Xi Jinping, who is expected to be the next leader of China, with Henry Kissinger. Click here to read an interview with CFR's Elizabeth Economy. (David Gray / Courtesy Reuters)
In the run-up to Chinese Vice President Xi Jinping's visit to the United States this week, Cui Tiankai, the vice foreign minister, said it all: China and the United States suffer a "trust deficit." That is true; myriad factors -- including different political systems, a rapidly growing list of issues with which the two countries must contend, and overblown expectations -- have contributed to the problem. Cui's prescription was that both sides "must give full attention" to "nurturing and deepening mutual trust." What he left out, however, was precisely what nurturing and deepening might entail.
In any relationship, trust is built over time. It requires clarity of intention, predictability of action, shared sensibilities, a willingness to give before one takes, and mutual respect. On some matters, China and the United States have worked hard to understand what the other side intends. The two countries have conducted countless dialogues across scores of issues. As a result, officials have a much better understanding of each side's short- and long-term economic interests and have even gained insight into the competing priorities that each country must balance.

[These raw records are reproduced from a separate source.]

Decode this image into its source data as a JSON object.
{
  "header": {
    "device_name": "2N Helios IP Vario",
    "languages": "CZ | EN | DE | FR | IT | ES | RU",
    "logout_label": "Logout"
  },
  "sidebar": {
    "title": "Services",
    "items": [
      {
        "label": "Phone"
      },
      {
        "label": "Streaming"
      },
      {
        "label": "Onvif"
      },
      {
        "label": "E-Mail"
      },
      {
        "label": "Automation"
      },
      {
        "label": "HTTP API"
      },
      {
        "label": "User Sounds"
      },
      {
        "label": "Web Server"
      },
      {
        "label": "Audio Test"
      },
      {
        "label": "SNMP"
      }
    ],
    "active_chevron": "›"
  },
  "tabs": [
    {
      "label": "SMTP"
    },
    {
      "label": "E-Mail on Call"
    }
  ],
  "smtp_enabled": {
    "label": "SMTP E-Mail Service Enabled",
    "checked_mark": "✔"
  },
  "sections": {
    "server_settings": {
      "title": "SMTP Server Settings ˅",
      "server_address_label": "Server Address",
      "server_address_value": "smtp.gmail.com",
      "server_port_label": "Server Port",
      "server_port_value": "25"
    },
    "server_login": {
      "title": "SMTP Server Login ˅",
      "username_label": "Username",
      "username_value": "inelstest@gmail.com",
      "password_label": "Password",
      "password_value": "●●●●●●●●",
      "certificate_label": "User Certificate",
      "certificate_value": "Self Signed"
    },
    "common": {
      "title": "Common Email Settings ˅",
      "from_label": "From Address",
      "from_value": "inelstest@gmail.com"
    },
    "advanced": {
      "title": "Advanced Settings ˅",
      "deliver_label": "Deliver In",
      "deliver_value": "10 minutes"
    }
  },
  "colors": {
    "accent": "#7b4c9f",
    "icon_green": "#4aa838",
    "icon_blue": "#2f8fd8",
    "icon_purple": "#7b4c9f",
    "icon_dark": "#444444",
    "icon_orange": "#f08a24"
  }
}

In many other areas, such as the security realm, however, intentions are more opaque. Washington practically begs China for open dialog on the subject, but China has generally resisted. Beijing believes that, as the weaker power, it should not show its hand. The downside of this tactic was made clear in 2010, when the country's surprisingly forceful rhetoric and actions in the South and East China Seas riled its neighbors and resulted in the United States reaffirming its military commitment to the region. Perhaps recognizing the shortcomings of Beijing's favored approach, Xi accepted the Pentagon's offer to attend a discussion about U.S.-Chinese security interests when he is in Washington.
Predictability is another component of trust that remains elusive in the U.S.-Chinese relationship. China's commitment to a rules-based global trade and investment system is questionable. The country fails to protect intellectual-property rights, puts forth protectionist policies, such as indigenous innovation, and at times suggests its willingness to blaze its own trail. For example, at the end of 2011, the World Trade Organization ruled against China on a matter involving Chinese export restrictions on raw materials. In response, the state-supported paper Global Times suggested that China ought not adhere to findings that it deemed unfair or harmful.
The United States, too, has often failed the predictability test. Early in its tenure, the Obama administration raised expectations that it would pass significant domestic climate legislation that would contribute to global emissions-reduction efforts. Obama went on to press China to do more at home as well. But then Washington failed to deliver on its end of the bargain, undermining the United States' credibility with China and the rest of the world.
Any trust-based relationship also requires that the parties have a certain willingness to give before receiving in the service of friendly ties over the long run. Prior to Obama's 2009 visit to China, for example, the President postponed a meeting with the Dalai Lama as a sign of the priority he gave the U.S.-Chinese relationship. Beijing, however, did not reciprocate his gesture. Instead, during his trip, officials reneged on some widely publicized arrangements, for example rescinding their offer to televise Obama's town hall meeting in Shanghai. Since then, there has been little evidence of either side taking another such first step to build trust. The advent of a new leadership in China, however, could open the door to renewed efforts at confidence building.
Perhaps the most serious obstacle to fixing the U.S.-Chinese trust deficit is the two countries' lack of shared sensibilities. For the most part, the United States and China do not approach the world with the same values and priorities. China's stated preference for not mixing business with politics, for example, has made it unwilling to consider joining in oil sanctions on Iran, which is a top policy priority for the United States. Beijing's decision last week to veto the UN Security Council resolution on Syria, moreover, reflected the primacy of sovereignty in Chinese politics and also brought it into conflict with the United States, which places greater value on the protection of human rights and democracy promotion.
Yet there is evidence that Chinese sensibilities are changing. A growing number of the country's multinationals are suffering the consequences of operating in politically uncertain environments, such as Sudan, Nigeria, and Libya. In turn, the public and some scholars and officials have started questioning the wisdom of China's business-at-all-costs politics. In "China's Trouble with the Neighbors," a much noted 2011 article in Project Syndicate, for example, Peking University scholar Zhu Feng argues that "China's neighbors will not be reliably good to Chinese interests unless and until China begins to provide essential public goods -- not just commerce, but also full-fledged regional governance based on the rule of law, respect for human rights, and regional economic growth." And with regard to China's vote on the Syria resolution, several (although not all) Internet polls showed that the majority of the Chinese people disagreed with Beijing's position.
Finally, trust goes hand in hand with respect -- and respect must be earned. For its part, Washington needs a strong and sustained economic recovery. Then its role as global leader would be less open to challenge. The country must also practice what it preaches. On every issue the United States champions -- fiscal responsibility, climate change, human rights -- its own behavior should match its stated aspirations.